Monday, July 22, 2019

Remember Sen. Al Franken?

No, I haven't read it yet.  I was never convinced he should have resigned, and the arguments raised about "believing the women" have always been a short-circuit, to me, to jump from accusation to conviction without even the bother of a kangaroo court.  And this time, we have Twitter to decide the really important issues!
That's the one that directed me to this, and some of the responses are classic "men deserve it because accusations!" stuff.  Which is nothing more than concluding that if someone, anyone, is accused of an infraction, either social or criminal, they are guilty, end of discussion.  That's an old problem, but arguing that in some cases you are righting old wrongs, doesn't fix it.  Two wrongs, as my mother insisted in my childhood, don't make a right.
Of course, the simple narrative is always preferable to the complicated reality, and punishment is always preferred over consideration of complexity.  Or, as Lucy once said after she punched Linus in the middle of an attempt at mediation:  "I had to hit him quick.  He was beginning to make sense!"
Aside from Jane Mayer taking bows for her article (it's her Twitter feed, after all), this is a good point to contemplate:
So what does "guilty" mean?  And how pure is our purity test for who is allowed in the sandbox?  This, for example, is the kind of thing Twitter loves:

Which is true, but does that mean Al Franken is guilty?  Of what?  Being male?  Being accused?  Being a Senator? Being "geeky"?

Inquiring minds want to know!

1 comment:

  1. His big mistake was working with a right winger. I wouldn't have.

    Al Franken should never have resigned without insisting on the investigation being completed.
    I read the piece and found myself too angry to write about it. Considering what someone like Jim Jordan is credibly accused of by multiple people in the wrestling program he worked in, it's especially clear that this kind of thing is only going to be used against Democrats. The least Democrats should do for their fellow office holders is to insist on due process.

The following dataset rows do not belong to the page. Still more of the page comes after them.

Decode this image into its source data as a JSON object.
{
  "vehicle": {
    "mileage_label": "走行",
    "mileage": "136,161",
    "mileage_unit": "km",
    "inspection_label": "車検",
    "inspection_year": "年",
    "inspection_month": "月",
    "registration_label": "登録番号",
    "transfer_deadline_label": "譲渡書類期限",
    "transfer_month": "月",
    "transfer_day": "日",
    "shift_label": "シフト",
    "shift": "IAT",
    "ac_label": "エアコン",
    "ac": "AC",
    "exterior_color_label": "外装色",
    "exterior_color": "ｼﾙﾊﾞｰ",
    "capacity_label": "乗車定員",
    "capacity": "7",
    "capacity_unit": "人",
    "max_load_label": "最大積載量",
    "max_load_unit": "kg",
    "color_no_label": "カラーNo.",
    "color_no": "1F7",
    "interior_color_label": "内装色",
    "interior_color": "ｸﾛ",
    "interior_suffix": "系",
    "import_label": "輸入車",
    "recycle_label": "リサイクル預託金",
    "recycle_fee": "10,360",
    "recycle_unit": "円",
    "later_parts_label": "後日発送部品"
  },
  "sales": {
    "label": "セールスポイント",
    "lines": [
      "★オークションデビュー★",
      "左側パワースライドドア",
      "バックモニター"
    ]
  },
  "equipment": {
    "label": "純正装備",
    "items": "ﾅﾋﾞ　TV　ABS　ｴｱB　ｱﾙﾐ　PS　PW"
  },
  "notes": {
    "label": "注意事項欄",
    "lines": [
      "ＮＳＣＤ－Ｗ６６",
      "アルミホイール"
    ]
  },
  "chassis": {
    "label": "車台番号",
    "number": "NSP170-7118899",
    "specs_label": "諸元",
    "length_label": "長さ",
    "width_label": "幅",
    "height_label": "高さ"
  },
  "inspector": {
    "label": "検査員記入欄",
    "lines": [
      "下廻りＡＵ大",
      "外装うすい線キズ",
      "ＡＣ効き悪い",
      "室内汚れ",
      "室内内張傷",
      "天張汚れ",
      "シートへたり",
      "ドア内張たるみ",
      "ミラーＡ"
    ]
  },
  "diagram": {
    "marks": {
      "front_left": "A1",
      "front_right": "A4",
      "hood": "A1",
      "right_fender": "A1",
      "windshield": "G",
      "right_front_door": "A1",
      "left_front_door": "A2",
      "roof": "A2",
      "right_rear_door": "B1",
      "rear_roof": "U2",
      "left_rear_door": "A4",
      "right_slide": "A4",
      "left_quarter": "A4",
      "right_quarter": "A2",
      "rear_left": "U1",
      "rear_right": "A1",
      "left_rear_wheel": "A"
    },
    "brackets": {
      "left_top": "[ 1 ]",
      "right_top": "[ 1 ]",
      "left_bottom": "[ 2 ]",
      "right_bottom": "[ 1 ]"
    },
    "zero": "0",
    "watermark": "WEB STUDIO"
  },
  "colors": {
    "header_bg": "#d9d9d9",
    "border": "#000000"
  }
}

That's as much a legal right as any other legal right there is. Including for victims to be heard and taken seriously. Taking them seriously is part of due process, not a short circuiting of it.